Politics has taken centre stage amongst music at the moment with all kinds of artists making music focussed on global problems. Do you think the recent political turmoil has had an effect on the mental state of the population as a whole?
That’s a hard call, and I think impossible for us to make a judgement on. It’s said that we’re currently living in the most peaceful point in human history, but the world seems to be tearing itself to bits.
Who designed the cover art and where did the idea come from? It’s an old woman on first glance, but turned upside down it becomes a skull. That’s clever.
The art was done by Leo from L30 Artwork. He also did the artwork for ‘The Burning Sea’, which is why we went back to him! It’s known as an ambigram, which is a piece of art which can be interpreted in different ways depending on your perspective. We felt that Deadline could be interpreted in different ways, both musically and lyrically, and that’s part of the reason we chose it. Leo’s got a real talent for taking a vague set of ideas and turning them into fantastic art that really fits the tone of our music.
Well I’ve certainly learnt something – an ambigram. I’ll have to remember that! I think that’s important when producing art because then it becomes inclusive of several groups and brings people together. The world has certainly shown some amazing forms of people coming together recently with the Pride movement, March For Our Lives and Me Too. Can you name a time when your music (or perhaps an experience of music that you have had such as at a gig or festival) has brought people together from several backgrounds, races, sexualities or ages etc?

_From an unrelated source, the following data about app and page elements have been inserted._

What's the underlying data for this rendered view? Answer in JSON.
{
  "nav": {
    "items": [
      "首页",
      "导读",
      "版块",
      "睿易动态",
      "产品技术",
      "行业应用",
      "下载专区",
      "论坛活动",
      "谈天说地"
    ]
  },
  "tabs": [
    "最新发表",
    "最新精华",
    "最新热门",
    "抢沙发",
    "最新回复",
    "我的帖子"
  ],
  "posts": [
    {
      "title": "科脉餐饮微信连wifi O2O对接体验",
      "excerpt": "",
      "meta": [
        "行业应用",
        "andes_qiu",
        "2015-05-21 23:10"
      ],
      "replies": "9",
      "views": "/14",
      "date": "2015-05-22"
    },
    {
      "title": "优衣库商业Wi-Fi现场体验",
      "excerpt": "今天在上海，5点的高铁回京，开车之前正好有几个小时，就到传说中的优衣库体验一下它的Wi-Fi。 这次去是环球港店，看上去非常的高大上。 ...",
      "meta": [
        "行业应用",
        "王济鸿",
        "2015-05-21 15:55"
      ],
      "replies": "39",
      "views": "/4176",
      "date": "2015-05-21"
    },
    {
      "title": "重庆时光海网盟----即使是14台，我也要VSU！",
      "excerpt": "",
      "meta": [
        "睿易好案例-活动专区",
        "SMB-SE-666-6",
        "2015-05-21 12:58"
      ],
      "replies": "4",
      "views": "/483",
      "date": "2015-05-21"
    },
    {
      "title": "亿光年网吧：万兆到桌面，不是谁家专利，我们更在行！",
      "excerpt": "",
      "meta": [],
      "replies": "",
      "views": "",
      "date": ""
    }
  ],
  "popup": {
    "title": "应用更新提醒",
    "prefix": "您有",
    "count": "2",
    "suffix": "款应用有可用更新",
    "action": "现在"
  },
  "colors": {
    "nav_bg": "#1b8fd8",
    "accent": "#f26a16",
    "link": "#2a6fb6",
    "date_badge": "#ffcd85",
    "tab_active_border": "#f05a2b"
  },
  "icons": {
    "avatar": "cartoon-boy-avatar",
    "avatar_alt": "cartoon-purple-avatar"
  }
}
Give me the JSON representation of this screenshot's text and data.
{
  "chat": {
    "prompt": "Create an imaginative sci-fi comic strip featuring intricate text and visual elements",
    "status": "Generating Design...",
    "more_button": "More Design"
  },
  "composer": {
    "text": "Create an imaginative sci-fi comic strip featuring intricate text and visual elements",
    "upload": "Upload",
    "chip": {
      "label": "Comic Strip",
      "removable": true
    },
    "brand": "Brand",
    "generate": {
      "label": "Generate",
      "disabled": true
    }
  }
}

That’s a hard one. We’ve certainly had all kinds of people at our shows, and all of them come down and have an amazing time. Whether that’s because of us, or just because of music in general, I couldn’t say. But one thing we do know is that people have heard our music all across the world. We have fans in the UK, the USA, Europe, Australia, South America… all over the show. And yeah, it’s not thousands upon thousands of people (yet!), but I think it’s pretty cool that so many people, so far away, have us in common. Makes the world seem that much closer, you know?